Validity, reliability, and psychometric properties of a computerized, cognitive assessment test (Cognivue®)

World J Psychiatry. 2020 Jan 19;10(1):1-11. doi: 10.5498/wjp.v10.i1.1.


Background: Cognitive issues such as Alzheimer's disease and other dementias confer a substantial negative impact. Problems relating to sensitivity, subjectivity, and inherent bias can limit the usefulness of many traditional methods of assessing cognitive impairment.

Aim: To determine cut-off scores for classification of cognitive impairment, and assess Cognivue® safety and efficacy in a large validation study.

Methods: Adults (age 55-95 years) at risk for age-related cognitive decline or dementia were invited via posters and email to participate in two cohort studies conducted at various outpatient clinics and assisted- and independent-living facilities.
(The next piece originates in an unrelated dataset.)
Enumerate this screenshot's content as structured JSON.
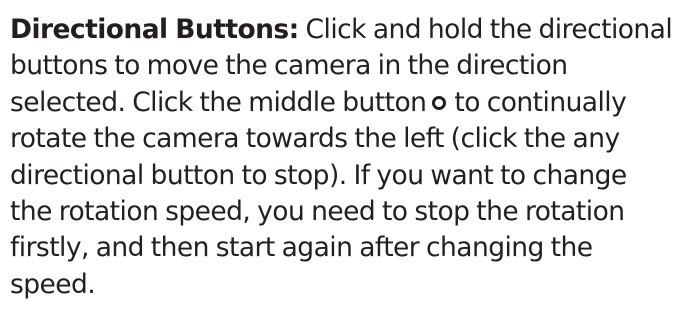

In the cut-off score determination study (n = 92), optimization analyses by positive percent agreement (PPA) and negative percent agreement (NPA), and by accuracy and error bias were conducted. In the clinical validation study (n = 401), regression, rank linear regression, and factor analyses were conducted. Participants in the clinical validation study also completed other neuropsychological tests.

Results: For the cut-off score determination study, 92 participants completed St. Louis University Mental Status (SLUMS, reference standard) and Cognivue® tests. Analyses showed that SLUMS cut-off scores of < 21 (impairment) and > 26 (no impairment) corresponded to Cognivue® scores of 54.5 (NPA = 0.92; PPA = 0.64) and 78.5 (NPA = 0.5; PPA = 0.79), respectively. Therefore, conservatively, Cognivue® scores of 55-64 corresponded to impairment, and 74-79 to no impairment. For the clinical validation study, 401 participants completed ≥ 1 testing session, and 358 completed 2 sessions 1-2 wk apart. Cognivue® classification scores were validated, demonstrating good agreement with SLUMS scores (weighted κ 0.57; 95%CI: 0.50-0.63). Reliability analyses showed similar scores across repeated testing for Cognivue® (R 2 = 0.81; r = 0.90) and SLUMS (R 2 = 0.67; r = 0.82). Psychometric validity of Cognivue® was demonstrated vs. traditional neuropsychological tests. Scores were most closely correlated with measures of verbal processing, manual dexterity/speed, visual contrast sensitivity, visuospatial/executive function, and speed/sequencing.

Conclusion: Cognivue® scores ≤ 50 avoid misclassification of impairment, and scores ≥ 75 avoid misclassification of unimpairment. The validation study demonstrates good agreement between Cognivue® and SLUMS; superior reliability; and good psychometric validity.

Keywords: Cognitive screening test; Dementia; Memory; Motor control; Perceptual processing; Visual salience.